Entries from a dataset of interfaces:
◆ ◆ ◆ ◆

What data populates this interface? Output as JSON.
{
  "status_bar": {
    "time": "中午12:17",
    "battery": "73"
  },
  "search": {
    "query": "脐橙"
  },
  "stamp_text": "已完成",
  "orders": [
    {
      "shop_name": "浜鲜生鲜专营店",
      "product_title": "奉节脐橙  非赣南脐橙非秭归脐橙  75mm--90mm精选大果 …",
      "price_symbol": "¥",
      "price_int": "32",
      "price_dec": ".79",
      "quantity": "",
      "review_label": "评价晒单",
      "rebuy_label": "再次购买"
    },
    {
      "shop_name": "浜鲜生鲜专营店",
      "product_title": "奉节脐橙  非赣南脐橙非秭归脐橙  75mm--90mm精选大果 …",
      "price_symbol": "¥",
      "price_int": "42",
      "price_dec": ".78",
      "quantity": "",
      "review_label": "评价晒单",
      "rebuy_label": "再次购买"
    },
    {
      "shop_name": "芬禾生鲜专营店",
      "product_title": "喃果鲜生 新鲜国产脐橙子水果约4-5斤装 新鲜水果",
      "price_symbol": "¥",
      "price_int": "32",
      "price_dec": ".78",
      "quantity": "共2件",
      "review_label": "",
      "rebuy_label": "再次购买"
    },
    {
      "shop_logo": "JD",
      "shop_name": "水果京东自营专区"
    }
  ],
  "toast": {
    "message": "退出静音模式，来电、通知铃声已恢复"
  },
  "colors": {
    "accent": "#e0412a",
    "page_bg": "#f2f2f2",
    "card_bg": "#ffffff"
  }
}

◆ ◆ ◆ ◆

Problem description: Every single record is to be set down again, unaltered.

Written response:
What data populates this interface? Output as JSON.
{
  "status_bar": {
    "time": "中午12:17",
    "battery": "73"
  },
  "search": {
    "query": "脐橙"
  },
  "stamp_text": "已完成",
  "orders": [
    {
      "shop_name": "浜鲜生鲜专营店",
      "product_title": "奉节脐橙  非赣南脐橙非秭归脐橙  75mm--90mm精选大果 …",
      "price_symbol": "¥",
      "price_int": "32",
      "price_dec": ".79",
      "quantity": "",
      "review_label": "评价晒单",
      "rebuy_label": "再次购买"
    },
    {
      "shop_name": "浜鲜生鲜专营店",
      "product_title": "奉节脐橙  非赣南脐橙非秭归脐橙  75mm--90mm精选大果 …",
      "price_symbol": "¥",
      "price_int": "42",
      "price_dec": ".78",
      "quantity": "",
      "review_label": "评价晒单",
      "rebuy_label": "再次购买"
    },
    {
      "shop_name": "芬禾生鲜专营店",
      "product_title": "喃果鲜生 新鲜国产脐橙子水果约4-5斤装 新鲜水果",
      "price_symbol": "¥",
      "price_int": "32",
      "price_dec": ".78",
      "quantity": "共2件",
      "review_label": "",
      "rebuy_label": "再次购买"
    },
    {
      "shop_logo": "JD",
      "shop_name": "水果京东自营专区"
    }
  ],
  "toast": {
    "message": "退出静音模式，来电、通知铃声已恢复"
  },
  "colors": {
    "accent": "#e0412a",
    "page_bg": "#f2f2f2",
    "card_bg": "#ffffff"
  }
}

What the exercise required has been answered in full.